Segment Start: The data
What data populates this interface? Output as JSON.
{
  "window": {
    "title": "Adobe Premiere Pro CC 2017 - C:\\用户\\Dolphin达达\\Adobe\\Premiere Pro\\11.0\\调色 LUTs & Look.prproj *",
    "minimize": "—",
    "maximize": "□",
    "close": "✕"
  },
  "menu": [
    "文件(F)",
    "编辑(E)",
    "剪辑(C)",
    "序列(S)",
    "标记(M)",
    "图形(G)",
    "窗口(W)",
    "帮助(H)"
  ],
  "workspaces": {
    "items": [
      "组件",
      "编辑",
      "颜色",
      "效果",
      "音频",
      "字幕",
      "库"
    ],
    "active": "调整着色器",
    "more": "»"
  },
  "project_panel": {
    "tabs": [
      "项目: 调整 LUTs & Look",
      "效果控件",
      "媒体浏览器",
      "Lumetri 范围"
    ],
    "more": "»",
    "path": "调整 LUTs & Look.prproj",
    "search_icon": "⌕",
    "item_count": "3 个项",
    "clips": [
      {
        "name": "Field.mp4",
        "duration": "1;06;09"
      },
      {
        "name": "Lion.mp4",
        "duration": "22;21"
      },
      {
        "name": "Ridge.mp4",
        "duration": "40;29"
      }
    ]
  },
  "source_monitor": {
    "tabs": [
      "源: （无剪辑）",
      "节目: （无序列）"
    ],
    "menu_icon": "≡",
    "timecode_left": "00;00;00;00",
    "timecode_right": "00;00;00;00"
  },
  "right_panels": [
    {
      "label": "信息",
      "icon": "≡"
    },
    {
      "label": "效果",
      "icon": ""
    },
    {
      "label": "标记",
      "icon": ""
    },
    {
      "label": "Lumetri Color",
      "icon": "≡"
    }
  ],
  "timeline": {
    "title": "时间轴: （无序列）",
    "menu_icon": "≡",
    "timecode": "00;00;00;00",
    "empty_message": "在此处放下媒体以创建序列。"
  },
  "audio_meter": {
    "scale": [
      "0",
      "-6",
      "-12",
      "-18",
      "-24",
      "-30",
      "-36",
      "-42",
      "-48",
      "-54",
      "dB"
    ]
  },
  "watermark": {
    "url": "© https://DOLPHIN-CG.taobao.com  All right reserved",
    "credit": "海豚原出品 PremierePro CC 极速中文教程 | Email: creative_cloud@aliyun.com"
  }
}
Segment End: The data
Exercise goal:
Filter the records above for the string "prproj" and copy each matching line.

Response area:
    "title": "Adobe Premiere Pro CC 2017 - C:\\用户\\Dolphin达达\\Adobe\\Premiere Pro\\11.0\\调色 LUTs & Look.prproj *",
    "path": "调整 LUTs & Look.prproj",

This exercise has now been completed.